Wednesday, August 27, 2014

Democracy

When monarchists, traditionalists, and reactionaries criticize "Democracy," we do not necessarily reject the very idea of elections or legislatures (though some might). Rather, we reject the modern idea that Democracy (a word disliked even by most of the American founders) is always the best form of government, and that "democratic" is necessarily good and "undemocratic" necessarily bad. We deny that democracy is the only source of political legitimacy. We deny that Democracy is an end in itself. The existence of some sort of elected legislature as a check on the power of the monarch or his chief minister may be a good thing in particular circumstances. Democratic structures make the most sense at the local level. But the genuine common good is not necessarily best served by universal suffrage, and an elected legislative chamber should in turn be checked by a hereditary component (e.g. the pre-1999 or better yet pre-1911 British House of Lords). Of course all this is sadly quite theoretical in the West today, but perhaps times will change.

4 comments:

Flambeaux said...

Oh, times will change, no doubt about that. But the forthcoming despotisms will be atheist, materialistic, brutal, and tyrannical.

There is no chance they will be positively influenced by Christianity; there is no chance for the restoration of Christendom.

The late Archbishop Fulton Sheen observed that "Christendom is dead but Christ is Risen." He meant that efforts to put Humpty-Dumpty back together again were doomed to fail but we had no cause to be morose or helpless.

The world that is emerging from the current ruins of Christendom, the last vestiges of which were butchered on the Eastern and Western Fronts a mere century ago, will be different but we cannot yet see how.

Pair O' Dimes said...

One question I ask of those who support universal suffrage is this: Who are "the people"? This is a crucial question in order to know where your country lies.

And the fact is, once you have defined "the people" as literally anyone of any ethnic group or sex (not in terms of human beings who deserve to have their natural rights respected, as that of course includes all human beings on earth, but in terms of having sovereignty, having the ability to vote and run for office), I see no logical consistency between this and having multiple sovereign nations at all.

But then what? Do you have one nation effectively conquering the world, or (for consistency's sake) do you do away with all nations and produce one global government not based on any preexisting nation that never existed before? After all, if the French are human beings, why deny them a vote in what happens in the USA?

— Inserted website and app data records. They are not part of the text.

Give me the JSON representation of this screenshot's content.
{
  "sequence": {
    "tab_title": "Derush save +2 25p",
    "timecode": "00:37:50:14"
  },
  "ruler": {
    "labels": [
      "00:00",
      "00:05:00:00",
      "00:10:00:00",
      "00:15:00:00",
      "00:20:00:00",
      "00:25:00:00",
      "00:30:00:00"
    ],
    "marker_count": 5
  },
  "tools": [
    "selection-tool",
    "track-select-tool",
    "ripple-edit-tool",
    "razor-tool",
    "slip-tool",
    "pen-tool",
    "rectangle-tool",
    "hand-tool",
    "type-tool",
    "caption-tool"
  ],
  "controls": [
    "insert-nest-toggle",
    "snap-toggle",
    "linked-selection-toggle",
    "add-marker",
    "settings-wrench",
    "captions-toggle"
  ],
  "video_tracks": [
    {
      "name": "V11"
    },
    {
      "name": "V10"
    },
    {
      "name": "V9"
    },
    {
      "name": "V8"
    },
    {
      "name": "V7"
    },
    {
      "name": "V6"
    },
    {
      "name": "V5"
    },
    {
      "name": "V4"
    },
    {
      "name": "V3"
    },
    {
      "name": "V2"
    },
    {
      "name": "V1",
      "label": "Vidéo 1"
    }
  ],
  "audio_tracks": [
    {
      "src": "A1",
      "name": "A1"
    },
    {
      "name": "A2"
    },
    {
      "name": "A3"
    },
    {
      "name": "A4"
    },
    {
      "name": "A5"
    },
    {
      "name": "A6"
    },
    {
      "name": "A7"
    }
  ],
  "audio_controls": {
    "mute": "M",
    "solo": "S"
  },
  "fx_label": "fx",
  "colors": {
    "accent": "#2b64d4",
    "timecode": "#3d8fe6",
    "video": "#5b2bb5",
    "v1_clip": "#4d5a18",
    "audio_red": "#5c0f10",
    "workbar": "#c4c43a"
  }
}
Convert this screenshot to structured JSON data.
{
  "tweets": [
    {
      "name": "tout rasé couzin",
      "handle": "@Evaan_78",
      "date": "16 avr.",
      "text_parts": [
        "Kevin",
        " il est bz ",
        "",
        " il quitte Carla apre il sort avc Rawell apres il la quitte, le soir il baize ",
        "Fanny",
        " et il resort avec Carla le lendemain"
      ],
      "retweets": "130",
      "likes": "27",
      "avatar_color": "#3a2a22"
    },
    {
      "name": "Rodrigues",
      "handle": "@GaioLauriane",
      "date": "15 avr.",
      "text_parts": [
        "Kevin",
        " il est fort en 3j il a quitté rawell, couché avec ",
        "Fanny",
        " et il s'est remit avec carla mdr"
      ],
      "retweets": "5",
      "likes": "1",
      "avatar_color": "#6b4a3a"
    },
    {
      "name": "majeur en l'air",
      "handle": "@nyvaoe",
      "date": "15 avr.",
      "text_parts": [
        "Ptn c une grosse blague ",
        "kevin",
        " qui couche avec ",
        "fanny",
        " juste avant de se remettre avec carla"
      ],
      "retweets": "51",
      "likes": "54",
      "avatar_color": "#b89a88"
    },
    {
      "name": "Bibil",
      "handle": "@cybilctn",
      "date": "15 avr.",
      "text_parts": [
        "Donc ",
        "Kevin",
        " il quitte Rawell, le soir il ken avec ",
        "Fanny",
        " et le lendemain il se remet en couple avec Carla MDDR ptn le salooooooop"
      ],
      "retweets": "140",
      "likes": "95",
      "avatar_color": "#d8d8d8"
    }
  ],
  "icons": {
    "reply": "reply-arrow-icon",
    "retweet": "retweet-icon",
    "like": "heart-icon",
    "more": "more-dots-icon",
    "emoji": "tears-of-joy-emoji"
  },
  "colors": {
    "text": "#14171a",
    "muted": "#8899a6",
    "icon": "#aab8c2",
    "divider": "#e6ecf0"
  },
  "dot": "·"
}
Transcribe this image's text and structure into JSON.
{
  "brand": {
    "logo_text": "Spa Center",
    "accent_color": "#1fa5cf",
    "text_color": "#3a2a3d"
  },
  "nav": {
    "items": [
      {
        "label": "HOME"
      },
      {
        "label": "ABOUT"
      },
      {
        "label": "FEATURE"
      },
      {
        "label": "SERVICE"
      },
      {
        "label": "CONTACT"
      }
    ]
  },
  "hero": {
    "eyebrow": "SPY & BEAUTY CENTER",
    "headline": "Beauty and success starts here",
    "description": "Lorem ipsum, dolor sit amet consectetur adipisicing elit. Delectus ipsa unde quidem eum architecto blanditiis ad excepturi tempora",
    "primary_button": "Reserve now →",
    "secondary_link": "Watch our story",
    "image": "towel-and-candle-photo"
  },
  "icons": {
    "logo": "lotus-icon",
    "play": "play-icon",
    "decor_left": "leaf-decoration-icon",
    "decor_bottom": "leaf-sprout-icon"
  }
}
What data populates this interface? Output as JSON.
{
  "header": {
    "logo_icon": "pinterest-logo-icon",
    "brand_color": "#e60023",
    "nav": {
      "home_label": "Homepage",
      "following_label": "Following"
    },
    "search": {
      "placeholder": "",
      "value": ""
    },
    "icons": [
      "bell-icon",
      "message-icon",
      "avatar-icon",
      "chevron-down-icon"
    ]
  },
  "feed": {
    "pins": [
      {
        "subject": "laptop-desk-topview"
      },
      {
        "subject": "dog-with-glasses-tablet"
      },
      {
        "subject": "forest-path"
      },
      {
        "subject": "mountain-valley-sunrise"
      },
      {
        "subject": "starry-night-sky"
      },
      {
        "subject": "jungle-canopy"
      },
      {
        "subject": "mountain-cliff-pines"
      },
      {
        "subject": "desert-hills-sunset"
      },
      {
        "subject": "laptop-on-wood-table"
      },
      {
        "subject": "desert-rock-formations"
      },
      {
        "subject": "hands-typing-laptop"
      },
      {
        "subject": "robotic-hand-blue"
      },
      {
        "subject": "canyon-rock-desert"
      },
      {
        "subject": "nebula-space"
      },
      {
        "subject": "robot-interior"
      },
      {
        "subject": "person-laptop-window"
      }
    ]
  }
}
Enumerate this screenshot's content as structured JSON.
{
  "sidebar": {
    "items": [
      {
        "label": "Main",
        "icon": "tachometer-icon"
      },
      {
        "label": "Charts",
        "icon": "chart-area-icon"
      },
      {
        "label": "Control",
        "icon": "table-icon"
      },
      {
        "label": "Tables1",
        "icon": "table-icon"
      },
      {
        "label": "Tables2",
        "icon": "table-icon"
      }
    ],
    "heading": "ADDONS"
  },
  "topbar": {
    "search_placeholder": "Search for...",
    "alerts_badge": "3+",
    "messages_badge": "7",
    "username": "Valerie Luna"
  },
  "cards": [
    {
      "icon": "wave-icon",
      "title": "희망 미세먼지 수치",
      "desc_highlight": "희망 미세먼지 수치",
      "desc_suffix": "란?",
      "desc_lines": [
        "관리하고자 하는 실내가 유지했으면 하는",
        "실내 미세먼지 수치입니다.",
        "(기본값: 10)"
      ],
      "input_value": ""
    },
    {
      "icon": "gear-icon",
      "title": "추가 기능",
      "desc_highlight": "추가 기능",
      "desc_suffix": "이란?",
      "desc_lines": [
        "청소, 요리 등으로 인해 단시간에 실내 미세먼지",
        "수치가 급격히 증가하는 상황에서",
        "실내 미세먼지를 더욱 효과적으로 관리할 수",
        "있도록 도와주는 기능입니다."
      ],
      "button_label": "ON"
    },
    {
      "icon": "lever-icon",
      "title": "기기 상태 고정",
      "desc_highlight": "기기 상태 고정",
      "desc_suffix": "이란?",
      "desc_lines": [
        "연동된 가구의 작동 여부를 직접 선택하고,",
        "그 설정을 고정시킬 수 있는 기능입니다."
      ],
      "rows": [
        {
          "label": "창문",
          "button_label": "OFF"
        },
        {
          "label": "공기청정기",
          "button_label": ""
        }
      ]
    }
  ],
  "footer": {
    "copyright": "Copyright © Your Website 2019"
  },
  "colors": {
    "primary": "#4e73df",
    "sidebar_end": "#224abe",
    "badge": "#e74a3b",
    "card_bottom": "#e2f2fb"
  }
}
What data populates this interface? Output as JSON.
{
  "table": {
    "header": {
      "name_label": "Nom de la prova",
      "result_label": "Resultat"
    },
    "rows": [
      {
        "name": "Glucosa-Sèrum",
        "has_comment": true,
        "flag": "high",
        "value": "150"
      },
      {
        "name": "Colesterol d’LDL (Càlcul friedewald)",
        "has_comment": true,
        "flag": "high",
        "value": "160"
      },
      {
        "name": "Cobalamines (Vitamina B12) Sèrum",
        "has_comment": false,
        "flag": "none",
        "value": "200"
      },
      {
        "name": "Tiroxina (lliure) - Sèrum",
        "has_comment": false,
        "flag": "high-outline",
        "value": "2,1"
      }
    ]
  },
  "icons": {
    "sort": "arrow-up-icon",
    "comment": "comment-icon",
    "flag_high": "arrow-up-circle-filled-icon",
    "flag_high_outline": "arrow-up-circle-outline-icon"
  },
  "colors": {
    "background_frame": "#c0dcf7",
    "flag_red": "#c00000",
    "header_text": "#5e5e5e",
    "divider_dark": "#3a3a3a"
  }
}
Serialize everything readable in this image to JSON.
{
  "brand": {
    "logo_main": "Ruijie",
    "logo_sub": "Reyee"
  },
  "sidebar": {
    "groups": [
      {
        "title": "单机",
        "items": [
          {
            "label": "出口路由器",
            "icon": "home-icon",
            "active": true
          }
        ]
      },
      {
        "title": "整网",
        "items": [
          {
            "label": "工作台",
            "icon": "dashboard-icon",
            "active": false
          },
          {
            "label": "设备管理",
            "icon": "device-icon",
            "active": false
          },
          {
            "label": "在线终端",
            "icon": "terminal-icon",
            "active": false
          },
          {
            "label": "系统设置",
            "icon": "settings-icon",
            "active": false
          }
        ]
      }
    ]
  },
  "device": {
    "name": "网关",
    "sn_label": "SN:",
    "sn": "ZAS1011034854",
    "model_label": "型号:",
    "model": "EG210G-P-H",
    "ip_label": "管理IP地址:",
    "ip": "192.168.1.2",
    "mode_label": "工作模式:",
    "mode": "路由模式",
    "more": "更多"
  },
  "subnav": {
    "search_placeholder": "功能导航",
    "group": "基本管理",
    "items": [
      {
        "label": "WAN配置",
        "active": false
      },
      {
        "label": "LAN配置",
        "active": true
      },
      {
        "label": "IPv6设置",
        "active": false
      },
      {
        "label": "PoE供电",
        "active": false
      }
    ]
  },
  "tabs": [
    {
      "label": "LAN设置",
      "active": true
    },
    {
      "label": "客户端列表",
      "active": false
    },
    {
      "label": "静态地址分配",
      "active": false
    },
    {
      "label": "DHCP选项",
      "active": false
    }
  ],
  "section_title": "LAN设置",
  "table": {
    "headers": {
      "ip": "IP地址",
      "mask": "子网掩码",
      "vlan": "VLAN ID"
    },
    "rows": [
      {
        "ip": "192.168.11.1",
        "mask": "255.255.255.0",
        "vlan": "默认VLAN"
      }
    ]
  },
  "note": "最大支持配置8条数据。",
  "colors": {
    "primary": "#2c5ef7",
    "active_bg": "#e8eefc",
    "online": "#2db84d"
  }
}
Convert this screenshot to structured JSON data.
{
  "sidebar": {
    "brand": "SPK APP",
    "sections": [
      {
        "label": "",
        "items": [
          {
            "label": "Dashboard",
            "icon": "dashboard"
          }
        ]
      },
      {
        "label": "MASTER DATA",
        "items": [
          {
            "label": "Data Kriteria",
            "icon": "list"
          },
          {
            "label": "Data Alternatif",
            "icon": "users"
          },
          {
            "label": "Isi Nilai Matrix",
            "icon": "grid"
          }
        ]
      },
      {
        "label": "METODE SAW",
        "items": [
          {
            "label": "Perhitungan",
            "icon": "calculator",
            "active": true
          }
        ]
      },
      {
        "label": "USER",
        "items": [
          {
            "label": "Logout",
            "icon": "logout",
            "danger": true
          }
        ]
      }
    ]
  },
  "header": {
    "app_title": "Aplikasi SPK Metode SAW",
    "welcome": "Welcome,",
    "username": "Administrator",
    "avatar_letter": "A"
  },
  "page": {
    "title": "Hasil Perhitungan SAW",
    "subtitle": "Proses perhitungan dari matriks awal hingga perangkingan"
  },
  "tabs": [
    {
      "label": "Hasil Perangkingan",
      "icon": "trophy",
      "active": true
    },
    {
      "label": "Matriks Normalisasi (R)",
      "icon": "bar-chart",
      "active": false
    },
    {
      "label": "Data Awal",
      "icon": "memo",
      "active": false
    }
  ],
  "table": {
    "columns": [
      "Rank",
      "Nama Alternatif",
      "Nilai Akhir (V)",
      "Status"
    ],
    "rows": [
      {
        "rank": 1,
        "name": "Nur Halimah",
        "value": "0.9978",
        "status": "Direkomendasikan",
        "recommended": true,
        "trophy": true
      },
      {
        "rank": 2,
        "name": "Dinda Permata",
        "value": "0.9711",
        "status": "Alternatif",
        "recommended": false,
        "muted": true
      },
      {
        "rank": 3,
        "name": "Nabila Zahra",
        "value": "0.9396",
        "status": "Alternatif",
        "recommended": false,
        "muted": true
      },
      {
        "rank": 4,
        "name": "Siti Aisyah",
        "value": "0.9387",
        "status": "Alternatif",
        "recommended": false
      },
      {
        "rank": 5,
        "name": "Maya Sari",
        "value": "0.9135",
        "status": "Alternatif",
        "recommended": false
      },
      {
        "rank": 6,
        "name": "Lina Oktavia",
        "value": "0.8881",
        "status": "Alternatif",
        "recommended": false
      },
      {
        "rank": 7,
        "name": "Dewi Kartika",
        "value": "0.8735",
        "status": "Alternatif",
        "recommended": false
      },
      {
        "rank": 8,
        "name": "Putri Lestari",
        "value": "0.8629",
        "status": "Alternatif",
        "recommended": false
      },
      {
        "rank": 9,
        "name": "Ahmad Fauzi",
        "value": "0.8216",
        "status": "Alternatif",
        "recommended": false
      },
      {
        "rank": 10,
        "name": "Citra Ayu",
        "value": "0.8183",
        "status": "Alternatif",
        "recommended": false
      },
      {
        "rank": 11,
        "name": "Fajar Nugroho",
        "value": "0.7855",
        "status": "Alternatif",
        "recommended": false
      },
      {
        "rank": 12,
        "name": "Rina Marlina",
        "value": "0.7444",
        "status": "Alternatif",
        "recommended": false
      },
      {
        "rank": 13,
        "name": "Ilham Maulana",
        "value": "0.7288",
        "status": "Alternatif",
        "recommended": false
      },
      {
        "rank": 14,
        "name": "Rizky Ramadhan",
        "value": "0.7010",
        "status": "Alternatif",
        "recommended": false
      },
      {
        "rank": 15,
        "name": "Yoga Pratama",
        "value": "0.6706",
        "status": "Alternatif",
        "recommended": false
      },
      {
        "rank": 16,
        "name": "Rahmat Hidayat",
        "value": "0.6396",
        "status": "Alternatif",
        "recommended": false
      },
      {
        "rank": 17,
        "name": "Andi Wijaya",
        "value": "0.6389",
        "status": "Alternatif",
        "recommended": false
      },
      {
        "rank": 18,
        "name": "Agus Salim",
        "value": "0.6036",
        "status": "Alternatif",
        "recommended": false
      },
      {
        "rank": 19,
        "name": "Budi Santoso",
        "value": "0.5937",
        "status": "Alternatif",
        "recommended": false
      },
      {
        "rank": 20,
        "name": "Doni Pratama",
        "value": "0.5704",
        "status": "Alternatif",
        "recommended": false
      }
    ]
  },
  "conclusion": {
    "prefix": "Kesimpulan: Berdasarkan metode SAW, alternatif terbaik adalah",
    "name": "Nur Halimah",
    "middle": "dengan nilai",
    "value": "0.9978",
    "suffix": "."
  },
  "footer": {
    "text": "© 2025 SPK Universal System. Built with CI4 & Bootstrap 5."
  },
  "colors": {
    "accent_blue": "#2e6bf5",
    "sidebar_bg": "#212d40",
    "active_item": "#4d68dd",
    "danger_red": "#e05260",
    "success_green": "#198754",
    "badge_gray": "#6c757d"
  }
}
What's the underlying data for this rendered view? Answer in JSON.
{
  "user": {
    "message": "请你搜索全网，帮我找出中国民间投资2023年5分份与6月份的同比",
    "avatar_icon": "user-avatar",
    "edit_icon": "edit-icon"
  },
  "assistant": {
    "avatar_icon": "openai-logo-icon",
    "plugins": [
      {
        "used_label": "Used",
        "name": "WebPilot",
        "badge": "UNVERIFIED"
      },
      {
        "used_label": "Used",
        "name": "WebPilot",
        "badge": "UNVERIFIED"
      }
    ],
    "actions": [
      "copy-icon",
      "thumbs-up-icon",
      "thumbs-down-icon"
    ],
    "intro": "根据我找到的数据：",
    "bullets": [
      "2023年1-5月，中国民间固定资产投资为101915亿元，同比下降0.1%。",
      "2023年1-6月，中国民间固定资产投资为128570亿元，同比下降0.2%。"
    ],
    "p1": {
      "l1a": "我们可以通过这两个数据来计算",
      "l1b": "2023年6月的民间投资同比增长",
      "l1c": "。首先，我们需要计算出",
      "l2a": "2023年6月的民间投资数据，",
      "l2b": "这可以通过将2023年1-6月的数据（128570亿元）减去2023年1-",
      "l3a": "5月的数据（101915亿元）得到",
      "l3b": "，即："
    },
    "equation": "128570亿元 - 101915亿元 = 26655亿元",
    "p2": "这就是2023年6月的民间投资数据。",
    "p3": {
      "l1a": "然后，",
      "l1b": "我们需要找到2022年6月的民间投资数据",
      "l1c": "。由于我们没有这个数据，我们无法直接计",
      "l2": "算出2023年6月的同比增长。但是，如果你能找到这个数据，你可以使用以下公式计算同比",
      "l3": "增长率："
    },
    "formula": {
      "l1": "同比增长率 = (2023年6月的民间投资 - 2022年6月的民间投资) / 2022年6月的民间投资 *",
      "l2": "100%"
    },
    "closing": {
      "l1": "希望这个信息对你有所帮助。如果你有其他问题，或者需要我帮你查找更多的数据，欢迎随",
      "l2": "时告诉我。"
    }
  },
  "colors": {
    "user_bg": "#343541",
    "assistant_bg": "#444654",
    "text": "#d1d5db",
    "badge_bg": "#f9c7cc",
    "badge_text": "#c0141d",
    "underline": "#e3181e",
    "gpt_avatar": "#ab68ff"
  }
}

But why have one global republic, even if it is more consistent with universal suffrage, when it's never been tried and we don't know what to expect from it? On top of which, by that logic, because we've never had a global republic in history, we've all been "traitors" all this time, guilty of "crimes against humanity". Does that really make sense, outside of a Marxist or quasi-Marxist view of history (which I believe is from the Devil--certainly no Christian should believe in it)?

And as far as I can tell, giving both sexes the vote introduces discord into the family because it means that husbands and wives can vote against each other. The only way to prevent that would be to stifle people's free will with regard to voting by mandating that married couples must vote the same way if they vote at all--but that could easily make marriage appear to be undesirable and lead to marriage (and thus the family, the kernel of any society) being under attack. Do we want an all-powerful government that threatens to tear apart any group other than itself?

Therefore I don't think it makes sense for all ethnicities, or for both sexes, to have the vote--and I find it telling that this very belief, irrespective of reasons for it, would be condemned as "racist" or "sexist". I think you kind of have to condemn such "old-fashioned" views in order to use peer pressure to support a position that doesn't make sense--otherwise, why not simply look to reasoned arguments to support it and appeal to people's sense of reason? Are we really post-"Enlightenment" now, so that even reason is obsolete? Are we not allowed to think for ourselves? Does reason get punished like Piggy in "Lord of the Flies"?

And let's not forget that petition is a right--not having the vote doesn't mean having no voice in government at all, as if we were the slaves of the government. Even a king should respect God and the Church, and should adhere to the law and to the culture of the nation--and we forget the power of peer pressure even when there is not the force of the law to punish transgressors. Likewise, we forget the virtue of trust--without which there is no society, as a baby cannot survive without trusting his parents.

Sorry for the rant, I just thought I'd put my two cents in.

Pair O' Dimes said...

*not based on any preexisting nation that EVER existed before, excuse me.

Pair O' Dimes said...

@Flambeaux: Christendom is going to come back. Just not by human effort alone. The Cross always comes before the Resurrection.